Mammoth’s Tourism Infrastructure
Getting to Mammoth by car takes about six hours from Los Angeles or San Francisco.
The drive from Los Angeles crosses the Mojave Desert and then moves up Highway 395 on the east side of the Sierra.
The route from San Francisco is Highway 120 across the Tioga Pass in Yosemite or Highway 50 to Tahoe, then turning south on Highway 395. Visitors from San Francisco can enjoy driving different routes coming and going to add scenic interest.
Both the drive from Los Angeles and from San Francisco rate high for traveler satisfaction. From San Francisco, for example, the crossing of Yosemite’s high country (in “summer” only, winter means snow) is a mix of granite starkness and the lushness of Tuolumne Meadows. The Highway 395 route emphasizes the drier side of the mountains, the east side, with cattle-grazing flatlands, small wood-frame towns such as Markleeville, trout fishermen along the East Carson River, alternate chaparral terrain and dense aspen groves, some rapid eight-percent-grade descents, and the smell of sage.
Once you arrive in Mammoth Lakes, the Visitor Center on Main Street is a good first stop. You can obtain maps and all desired info on the region.
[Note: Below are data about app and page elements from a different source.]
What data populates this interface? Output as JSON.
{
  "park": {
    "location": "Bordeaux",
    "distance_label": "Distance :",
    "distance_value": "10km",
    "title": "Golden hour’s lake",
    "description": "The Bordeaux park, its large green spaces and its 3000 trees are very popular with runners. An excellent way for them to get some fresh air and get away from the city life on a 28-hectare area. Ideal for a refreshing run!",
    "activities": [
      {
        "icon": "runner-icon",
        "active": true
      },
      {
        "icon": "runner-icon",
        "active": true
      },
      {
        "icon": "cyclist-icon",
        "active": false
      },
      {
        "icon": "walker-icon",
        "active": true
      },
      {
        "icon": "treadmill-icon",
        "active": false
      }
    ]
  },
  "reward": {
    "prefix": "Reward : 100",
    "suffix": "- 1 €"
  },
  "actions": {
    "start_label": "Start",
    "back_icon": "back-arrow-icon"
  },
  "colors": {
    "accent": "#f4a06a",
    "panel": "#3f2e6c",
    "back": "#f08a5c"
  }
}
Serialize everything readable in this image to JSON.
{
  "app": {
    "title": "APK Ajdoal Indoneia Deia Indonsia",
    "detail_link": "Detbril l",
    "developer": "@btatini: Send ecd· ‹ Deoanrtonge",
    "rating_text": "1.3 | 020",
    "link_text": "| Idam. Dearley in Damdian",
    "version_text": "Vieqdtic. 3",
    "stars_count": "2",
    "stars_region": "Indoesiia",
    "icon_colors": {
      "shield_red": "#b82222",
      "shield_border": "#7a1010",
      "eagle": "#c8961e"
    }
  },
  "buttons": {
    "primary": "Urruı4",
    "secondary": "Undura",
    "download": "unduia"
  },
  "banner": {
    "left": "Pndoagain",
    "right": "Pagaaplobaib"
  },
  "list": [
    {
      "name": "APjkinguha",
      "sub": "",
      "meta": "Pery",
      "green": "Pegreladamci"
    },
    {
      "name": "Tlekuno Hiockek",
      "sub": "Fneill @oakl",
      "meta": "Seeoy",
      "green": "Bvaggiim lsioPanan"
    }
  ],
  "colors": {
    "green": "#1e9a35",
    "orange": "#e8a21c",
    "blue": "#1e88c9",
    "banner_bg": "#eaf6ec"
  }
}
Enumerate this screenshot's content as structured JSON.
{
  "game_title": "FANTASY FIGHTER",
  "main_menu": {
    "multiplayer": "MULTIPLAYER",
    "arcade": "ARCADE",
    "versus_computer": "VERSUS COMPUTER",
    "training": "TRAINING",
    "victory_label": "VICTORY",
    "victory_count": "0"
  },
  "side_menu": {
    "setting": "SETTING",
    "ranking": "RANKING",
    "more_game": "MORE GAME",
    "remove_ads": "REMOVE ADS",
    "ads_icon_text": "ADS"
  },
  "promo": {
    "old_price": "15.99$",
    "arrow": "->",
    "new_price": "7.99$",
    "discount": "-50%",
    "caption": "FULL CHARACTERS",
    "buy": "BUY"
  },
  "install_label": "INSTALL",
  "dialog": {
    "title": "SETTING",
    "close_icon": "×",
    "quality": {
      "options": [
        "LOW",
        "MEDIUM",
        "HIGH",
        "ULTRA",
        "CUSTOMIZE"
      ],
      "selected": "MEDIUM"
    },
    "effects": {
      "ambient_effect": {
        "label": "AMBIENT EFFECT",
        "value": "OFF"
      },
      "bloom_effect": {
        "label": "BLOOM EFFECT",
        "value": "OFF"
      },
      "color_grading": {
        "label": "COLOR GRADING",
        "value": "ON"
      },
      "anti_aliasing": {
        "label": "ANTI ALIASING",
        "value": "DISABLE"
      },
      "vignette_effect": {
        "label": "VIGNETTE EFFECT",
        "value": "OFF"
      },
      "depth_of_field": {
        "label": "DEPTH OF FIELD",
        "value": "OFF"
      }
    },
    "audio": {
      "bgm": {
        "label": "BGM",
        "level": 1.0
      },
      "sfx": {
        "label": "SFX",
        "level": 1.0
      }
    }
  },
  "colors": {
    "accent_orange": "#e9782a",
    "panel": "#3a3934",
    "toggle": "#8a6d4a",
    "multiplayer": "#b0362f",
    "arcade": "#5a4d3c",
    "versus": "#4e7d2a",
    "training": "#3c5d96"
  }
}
Across the road from the Visitor Center is Mammoth Properties, which handles many of the lodging bookings for the region. Overall, the town has a clean, new, and modern feel, rather than the old false-front mining town one might expect. Four small shopping centers anchor the town.
Memories of Mammoth
Mammoth Lakes is one of those special California places that confirms how satisfying the Golden State can be for travelers. Unlike Yosemite and Lake Tahoe, with their focused identity, conjuring up immediate images of El Capitan or the blue lake, Mammoth Lakes offers a more diffused range of impressions. This may be a marketing problem, from the point of view of the destination’s identity, but it is a plus in terms of the way people actually travel today. Today’s traveler is a difficult person to define, who may want scenery, natural history, hiking, biking, horse-packing, or fishing on a trip. Mammoth responds effectively to the ever-increasing range of these personalized approaches to travel.
California’s Mammoth Lakes Region: If You Go
For full information, see the Mammoth Lakes Visitors Bureau website at www.visitmammoth.com.
This article is one of thirty chapters in Lee Foster’s book Northern California Travel: The Best Options. The book can be ordered on Amazon or through other retailers as a printed book or ebook. The book is also available on Amazon in Chinese as an ebook. See all of Lee’s books on his Lee Foster Author Page